Four faculty members in Notre Dame’s College of Arts and Letters have been awarded 2017 fellowships from the American Council of Learned Societies. Three historians—Mariana Candido, Deborah Tor and Evan Ragland—were among the 71 ACLS fellows selected from a pool of nearly 1,200 applicants. Katherine Brading, a professor of philosophy, is a member of one of nine teams to win a collaborative research fellowship.
Research, Graduate Studies, and Postdoctoral Training
As a Catholic university, one of [Notre Dame’s] distinctive goals is to provide a forum where, through free inquiry and open discussion, the various lines of Catholic thought may intersect with all the forms of knowledge found in the arts, sciences, professions, and every other area of human scholarship and creativity.
Research and graduate education have an inextricable connection to one another. Both professors and students benefit from working together, the former by mentoring new colleagues who can provide not only assistance but also fresh perspectives, and the latter by learning how one contributes to the body of knowledge in a particular field.
Quite often faculty seek out postdoctoral scholars to join their teams, as well. In addition to significantly enhancing a group’s research capacity and further developing their own professional identities, these recent Ph.D. recipients bring an understanding of the demands pursuing a doctorate entails, making them a tremendous asset to graduate students currently navigating that process.
Notre Dame fosters an outstanding environment for these wide-ranging collaborations, as they naturally depend, first and foremost, on the strength of the faculty, and ours are among the best at what they do.
Indicators of their excellence are numerous, ranging from an impressive fellowship record in the liberal arts to partnerships such as the Notre Dame Deloitte Center for Ethical Leadership and the Joint Institute for Nuclear Astrophysics—Center for the Evolution of the Elements. These faculty in turn bring their considerable expertise to the graduate programs administered by the School of Architecture, the Mendoza College of Business, the Graduate School, and the Law School, allowing the University to offer approximately 30 doctoral and 60 master’s degrees as well as the J.D.

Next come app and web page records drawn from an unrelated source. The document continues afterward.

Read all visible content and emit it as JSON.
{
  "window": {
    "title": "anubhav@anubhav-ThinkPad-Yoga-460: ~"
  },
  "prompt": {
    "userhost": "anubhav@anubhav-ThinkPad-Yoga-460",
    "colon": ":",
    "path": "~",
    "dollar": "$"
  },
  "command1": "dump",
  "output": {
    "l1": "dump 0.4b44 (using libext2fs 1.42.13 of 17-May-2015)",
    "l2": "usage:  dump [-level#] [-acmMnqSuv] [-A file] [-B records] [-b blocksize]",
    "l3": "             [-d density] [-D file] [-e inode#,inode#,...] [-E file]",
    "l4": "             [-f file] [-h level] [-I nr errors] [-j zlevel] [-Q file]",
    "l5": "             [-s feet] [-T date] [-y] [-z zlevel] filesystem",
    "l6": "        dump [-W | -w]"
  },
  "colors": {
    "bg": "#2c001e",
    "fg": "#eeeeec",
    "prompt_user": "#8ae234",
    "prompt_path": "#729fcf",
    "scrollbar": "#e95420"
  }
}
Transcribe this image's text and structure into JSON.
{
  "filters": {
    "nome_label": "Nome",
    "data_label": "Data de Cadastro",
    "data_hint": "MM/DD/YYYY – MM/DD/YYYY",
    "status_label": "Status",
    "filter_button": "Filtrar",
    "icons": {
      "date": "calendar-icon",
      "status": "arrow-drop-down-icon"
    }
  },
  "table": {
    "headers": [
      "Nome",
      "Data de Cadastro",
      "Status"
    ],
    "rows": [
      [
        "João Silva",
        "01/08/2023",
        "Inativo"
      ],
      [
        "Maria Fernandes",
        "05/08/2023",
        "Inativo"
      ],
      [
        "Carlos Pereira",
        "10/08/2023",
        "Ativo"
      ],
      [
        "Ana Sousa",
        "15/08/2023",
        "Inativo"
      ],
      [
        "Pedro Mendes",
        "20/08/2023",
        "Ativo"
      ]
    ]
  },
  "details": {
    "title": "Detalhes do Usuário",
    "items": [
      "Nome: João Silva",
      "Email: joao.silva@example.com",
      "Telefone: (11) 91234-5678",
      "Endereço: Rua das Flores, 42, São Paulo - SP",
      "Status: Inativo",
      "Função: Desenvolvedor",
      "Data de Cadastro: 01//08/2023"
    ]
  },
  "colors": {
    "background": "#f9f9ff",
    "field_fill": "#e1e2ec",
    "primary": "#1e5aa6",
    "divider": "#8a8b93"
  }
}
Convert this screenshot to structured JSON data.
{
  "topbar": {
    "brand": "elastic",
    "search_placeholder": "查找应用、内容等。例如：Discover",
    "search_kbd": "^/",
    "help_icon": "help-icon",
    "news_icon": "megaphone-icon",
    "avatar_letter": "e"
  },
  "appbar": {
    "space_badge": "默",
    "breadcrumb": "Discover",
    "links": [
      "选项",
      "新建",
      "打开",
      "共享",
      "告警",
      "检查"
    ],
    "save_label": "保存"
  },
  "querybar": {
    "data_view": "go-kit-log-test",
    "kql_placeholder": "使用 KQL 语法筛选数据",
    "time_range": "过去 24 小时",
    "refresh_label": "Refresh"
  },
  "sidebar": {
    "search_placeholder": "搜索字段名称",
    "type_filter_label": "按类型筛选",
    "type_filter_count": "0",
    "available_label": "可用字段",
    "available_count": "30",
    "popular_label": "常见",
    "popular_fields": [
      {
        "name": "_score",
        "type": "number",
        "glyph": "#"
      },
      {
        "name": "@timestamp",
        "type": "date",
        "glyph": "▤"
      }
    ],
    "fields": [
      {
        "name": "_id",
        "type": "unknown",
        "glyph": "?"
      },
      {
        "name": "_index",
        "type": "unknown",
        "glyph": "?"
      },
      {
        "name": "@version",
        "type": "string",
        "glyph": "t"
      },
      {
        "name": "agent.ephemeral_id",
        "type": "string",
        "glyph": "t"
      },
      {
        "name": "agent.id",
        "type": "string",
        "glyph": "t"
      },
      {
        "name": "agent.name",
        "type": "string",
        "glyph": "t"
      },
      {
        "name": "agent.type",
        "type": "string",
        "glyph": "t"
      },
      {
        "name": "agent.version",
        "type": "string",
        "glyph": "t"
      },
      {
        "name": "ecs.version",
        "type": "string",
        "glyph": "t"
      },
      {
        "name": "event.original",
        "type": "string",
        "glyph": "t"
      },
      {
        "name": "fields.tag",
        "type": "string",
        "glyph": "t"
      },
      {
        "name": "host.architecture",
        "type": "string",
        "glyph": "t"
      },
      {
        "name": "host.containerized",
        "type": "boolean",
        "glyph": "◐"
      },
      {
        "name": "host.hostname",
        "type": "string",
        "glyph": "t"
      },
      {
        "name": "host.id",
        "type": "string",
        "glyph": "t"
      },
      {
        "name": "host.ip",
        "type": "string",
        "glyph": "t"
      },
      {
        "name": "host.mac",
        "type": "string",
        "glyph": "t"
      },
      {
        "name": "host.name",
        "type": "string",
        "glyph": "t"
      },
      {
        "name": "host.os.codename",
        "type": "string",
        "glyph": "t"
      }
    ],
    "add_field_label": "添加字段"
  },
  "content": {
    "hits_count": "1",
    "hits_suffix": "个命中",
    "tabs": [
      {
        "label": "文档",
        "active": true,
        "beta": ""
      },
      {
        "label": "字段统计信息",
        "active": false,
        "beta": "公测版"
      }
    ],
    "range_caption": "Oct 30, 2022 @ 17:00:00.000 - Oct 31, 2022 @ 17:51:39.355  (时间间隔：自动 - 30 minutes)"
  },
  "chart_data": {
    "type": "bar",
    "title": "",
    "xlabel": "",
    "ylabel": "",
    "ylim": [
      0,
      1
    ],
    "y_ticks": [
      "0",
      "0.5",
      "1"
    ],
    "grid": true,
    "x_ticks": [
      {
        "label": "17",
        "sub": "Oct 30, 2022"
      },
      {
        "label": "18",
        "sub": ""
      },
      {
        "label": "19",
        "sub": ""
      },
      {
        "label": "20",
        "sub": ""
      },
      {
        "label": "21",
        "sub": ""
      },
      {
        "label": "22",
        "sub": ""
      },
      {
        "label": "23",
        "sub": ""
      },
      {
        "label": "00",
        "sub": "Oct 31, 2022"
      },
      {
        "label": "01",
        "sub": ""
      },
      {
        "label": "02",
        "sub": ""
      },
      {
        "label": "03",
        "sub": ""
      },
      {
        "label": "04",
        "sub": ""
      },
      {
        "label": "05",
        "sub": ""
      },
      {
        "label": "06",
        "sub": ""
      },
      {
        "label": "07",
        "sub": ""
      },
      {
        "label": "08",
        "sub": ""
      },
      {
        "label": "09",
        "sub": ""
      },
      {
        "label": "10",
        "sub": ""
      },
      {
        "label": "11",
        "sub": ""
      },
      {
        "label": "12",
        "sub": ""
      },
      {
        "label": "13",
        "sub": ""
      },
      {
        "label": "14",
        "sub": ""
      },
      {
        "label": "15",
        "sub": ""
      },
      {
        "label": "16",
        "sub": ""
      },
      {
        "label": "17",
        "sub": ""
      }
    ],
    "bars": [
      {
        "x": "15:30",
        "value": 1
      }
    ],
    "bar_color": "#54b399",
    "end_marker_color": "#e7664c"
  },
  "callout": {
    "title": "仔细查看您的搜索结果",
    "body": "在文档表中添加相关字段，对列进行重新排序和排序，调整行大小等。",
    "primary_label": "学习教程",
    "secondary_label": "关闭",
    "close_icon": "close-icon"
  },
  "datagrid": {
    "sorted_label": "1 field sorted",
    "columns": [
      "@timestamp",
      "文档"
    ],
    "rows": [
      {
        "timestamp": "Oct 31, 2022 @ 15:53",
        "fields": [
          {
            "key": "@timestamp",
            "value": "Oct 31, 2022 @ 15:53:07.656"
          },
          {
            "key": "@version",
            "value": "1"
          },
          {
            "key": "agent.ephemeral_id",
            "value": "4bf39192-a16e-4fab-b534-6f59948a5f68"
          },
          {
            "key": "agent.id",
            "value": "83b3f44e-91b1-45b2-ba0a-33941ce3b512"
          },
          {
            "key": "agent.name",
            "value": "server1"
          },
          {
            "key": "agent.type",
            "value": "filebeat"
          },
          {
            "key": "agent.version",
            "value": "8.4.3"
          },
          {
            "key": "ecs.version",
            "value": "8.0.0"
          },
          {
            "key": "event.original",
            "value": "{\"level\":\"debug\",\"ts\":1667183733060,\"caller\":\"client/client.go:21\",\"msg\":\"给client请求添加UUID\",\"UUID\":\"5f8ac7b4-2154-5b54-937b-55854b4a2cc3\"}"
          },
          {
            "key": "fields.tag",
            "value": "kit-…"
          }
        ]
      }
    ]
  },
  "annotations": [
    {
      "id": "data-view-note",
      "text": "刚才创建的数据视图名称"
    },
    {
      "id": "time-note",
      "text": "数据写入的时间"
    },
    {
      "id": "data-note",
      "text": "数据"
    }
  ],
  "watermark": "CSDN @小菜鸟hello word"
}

Building on our commitment to support scholarship at the most advanced levels, recent University initiatives—highlighted by the Strategic Research Investments, Notebaert Premier Fellowships for graduate students, and the Office for Postdoctoral Scholars—promise to raise the bar even higher. This is a fitting trajectory for an institution founded on the premise that it would someday be “one of the most powerful means for doing good in this country.”
Indeed, those words, spoken by Rev. Edward Sorin, C.S.C., when Notre Dame was little more than an idea, continue to drive our research agenda some 175 years later.
A new report from Notre Dame’s Under Caesar’s Sword—the first systematic and global investigation into how Christian communities respond to severe violations of religious freedom—finds that 43 percent of persecuted Christians respond primarily with strategies of survival, including nimble adaptation plans to sustain the life and practices of the community, while 38 percent place primary focus on building ties with others to strengthen resilience.
The Notre Dame Center for Civil and Human Rights, in partnership with Hesburgh Libraries, has launched Convocate, the first online research tool for simultaneous searching of Catholic social teaching documents and the instruments of international human rights law.
Nitesh Chawla, the Frank M. Freimann Professor of Computer Science and Engineering at Notre Dame, has been named the recipient of the 1st Source Bank Commercialization Award. Established in 2008, the award is presented annually to faculty from Notre Dame or the Indiana University School of Medicine-South Bend who have successfully transitioned their technologies from the lab to the marketplace.